## GOAL OF THE EXERCISE
Please work out the number of lines in the following material that include "COMPETITION", and reply with only that number.

## GIVEN DATA
-- Opening Marker --

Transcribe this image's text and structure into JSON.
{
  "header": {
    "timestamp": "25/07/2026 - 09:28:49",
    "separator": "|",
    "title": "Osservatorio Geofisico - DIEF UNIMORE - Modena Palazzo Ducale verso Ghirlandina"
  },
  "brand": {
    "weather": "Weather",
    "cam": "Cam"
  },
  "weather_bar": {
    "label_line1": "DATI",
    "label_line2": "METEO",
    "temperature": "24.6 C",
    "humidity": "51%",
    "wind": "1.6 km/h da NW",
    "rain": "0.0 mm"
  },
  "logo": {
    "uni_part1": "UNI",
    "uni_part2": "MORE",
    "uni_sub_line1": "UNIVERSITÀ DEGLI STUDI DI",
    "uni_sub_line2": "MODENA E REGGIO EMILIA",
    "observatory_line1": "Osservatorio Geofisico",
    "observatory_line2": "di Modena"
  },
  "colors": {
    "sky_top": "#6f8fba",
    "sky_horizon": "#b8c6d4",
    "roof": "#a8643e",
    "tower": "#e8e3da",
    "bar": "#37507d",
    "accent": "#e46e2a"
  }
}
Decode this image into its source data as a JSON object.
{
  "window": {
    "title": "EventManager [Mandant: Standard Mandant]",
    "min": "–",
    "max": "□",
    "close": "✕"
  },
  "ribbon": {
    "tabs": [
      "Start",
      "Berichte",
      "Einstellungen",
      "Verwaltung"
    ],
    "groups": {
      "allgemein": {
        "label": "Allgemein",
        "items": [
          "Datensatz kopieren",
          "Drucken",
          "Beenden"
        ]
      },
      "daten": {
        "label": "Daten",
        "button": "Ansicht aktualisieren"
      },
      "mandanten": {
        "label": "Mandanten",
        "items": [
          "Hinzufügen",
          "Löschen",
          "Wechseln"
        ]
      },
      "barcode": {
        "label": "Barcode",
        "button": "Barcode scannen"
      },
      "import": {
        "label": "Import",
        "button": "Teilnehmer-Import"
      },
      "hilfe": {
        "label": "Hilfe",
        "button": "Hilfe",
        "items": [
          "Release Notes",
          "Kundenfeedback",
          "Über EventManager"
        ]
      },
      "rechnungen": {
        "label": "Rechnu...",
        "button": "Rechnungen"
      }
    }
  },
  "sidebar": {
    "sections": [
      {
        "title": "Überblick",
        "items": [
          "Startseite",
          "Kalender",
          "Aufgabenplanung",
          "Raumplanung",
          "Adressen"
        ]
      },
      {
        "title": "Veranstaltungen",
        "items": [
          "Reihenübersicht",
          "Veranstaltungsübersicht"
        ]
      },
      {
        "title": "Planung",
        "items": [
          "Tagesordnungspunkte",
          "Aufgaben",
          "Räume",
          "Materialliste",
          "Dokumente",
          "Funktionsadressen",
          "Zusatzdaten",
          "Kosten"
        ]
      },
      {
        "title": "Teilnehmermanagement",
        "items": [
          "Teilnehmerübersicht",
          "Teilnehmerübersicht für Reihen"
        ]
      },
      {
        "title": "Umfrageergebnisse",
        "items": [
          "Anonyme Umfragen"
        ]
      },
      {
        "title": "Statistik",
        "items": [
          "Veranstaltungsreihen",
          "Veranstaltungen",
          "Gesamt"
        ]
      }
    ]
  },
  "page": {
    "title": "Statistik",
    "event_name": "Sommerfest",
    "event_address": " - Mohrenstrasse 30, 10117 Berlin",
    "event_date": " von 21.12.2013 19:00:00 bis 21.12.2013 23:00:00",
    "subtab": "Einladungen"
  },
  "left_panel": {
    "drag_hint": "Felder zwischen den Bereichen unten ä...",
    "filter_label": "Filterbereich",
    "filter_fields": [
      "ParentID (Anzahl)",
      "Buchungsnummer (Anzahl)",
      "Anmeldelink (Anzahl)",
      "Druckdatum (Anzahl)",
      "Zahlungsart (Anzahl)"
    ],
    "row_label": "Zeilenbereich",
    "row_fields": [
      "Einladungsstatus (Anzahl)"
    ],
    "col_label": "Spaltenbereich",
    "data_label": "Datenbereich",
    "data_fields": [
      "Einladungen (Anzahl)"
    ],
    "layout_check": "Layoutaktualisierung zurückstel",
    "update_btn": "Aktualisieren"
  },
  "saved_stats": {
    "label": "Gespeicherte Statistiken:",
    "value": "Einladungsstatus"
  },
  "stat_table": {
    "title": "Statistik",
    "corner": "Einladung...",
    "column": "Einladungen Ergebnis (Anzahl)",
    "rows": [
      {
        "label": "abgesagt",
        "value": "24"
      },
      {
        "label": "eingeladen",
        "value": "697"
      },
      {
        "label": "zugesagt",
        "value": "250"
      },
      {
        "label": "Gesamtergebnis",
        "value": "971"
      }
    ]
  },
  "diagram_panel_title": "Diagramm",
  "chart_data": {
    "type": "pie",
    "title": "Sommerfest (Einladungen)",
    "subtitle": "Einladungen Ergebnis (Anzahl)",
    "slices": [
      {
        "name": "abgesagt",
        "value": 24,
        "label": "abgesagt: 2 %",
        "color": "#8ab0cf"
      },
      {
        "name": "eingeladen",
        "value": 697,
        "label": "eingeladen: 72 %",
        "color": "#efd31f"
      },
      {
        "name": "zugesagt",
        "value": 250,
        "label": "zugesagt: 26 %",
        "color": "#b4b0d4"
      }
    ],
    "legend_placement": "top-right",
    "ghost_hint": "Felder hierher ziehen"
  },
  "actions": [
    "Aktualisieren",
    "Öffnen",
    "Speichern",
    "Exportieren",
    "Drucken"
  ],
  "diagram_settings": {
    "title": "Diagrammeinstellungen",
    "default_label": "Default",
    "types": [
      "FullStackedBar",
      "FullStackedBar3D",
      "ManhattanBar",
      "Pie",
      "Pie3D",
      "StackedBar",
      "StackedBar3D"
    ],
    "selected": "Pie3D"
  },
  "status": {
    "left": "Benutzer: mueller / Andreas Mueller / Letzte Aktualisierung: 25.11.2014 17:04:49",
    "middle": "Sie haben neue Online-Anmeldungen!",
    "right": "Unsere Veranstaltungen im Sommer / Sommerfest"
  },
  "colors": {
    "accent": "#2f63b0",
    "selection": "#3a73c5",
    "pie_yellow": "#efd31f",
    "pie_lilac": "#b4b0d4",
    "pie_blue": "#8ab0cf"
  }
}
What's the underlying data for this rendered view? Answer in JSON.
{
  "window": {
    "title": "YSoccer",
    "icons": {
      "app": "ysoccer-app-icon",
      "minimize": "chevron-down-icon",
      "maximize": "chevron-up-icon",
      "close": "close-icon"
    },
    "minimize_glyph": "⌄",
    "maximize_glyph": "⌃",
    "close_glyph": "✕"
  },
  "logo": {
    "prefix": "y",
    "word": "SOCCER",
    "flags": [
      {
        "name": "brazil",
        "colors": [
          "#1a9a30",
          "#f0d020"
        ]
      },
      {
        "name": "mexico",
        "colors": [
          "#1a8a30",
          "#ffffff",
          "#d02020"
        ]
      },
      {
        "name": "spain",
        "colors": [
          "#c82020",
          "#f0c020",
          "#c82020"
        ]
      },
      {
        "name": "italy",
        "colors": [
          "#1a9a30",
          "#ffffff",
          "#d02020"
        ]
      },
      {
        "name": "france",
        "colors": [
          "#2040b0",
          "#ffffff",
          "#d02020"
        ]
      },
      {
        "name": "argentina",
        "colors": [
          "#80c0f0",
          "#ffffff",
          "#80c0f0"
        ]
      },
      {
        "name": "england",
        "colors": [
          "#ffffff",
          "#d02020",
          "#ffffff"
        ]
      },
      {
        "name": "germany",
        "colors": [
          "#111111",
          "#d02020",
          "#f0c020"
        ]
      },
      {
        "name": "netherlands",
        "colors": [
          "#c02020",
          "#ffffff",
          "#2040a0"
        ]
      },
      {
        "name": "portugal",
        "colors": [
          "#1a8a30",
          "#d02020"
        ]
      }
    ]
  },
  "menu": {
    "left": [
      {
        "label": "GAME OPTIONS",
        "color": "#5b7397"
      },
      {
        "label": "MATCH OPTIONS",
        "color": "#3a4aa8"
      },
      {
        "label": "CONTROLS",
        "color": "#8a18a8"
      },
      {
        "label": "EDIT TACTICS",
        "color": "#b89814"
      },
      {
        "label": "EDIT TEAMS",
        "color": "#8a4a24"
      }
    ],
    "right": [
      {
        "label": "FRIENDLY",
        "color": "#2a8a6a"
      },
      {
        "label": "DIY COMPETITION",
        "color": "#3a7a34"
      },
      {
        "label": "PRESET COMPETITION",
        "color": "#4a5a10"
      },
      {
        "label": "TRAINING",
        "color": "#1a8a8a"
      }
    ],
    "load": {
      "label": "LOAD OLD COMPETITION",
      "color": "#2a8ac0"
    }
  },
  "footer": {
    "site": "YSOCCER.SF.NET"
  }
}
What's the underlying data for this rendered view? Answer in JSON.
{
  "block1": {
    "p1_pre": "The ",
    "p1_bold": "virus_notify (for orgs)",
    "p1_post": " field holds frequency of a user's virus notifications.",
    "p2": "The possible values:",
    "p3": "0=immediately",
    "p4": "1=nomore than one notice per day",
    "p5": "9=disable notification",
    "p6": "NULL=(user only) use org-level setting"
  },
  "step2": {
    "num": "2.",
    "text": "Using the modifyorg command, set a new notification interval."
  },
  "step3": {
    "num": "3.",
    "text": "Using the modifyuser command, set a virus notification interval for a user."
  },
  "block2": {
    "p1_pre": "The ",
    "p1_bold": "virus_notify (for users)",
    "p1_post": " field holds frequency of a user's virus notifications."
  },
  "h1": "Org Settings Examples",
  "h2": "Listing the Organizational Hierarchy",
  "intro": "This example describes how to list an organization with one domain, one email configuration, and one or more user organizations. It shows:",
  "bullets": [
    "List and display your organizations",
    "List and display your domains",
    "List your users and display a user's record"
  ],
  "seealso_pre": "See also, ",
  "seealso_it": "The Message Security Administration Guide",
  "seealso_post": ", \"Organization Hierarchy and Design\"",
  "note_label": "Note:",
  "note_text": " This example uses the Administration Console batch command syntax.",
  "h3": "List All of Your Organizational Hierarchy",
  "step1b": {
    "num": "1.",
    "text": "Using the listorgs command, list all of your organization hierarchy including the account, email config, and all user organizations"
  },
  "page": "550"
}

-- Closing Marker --

## EXERCISE SOLUTION
3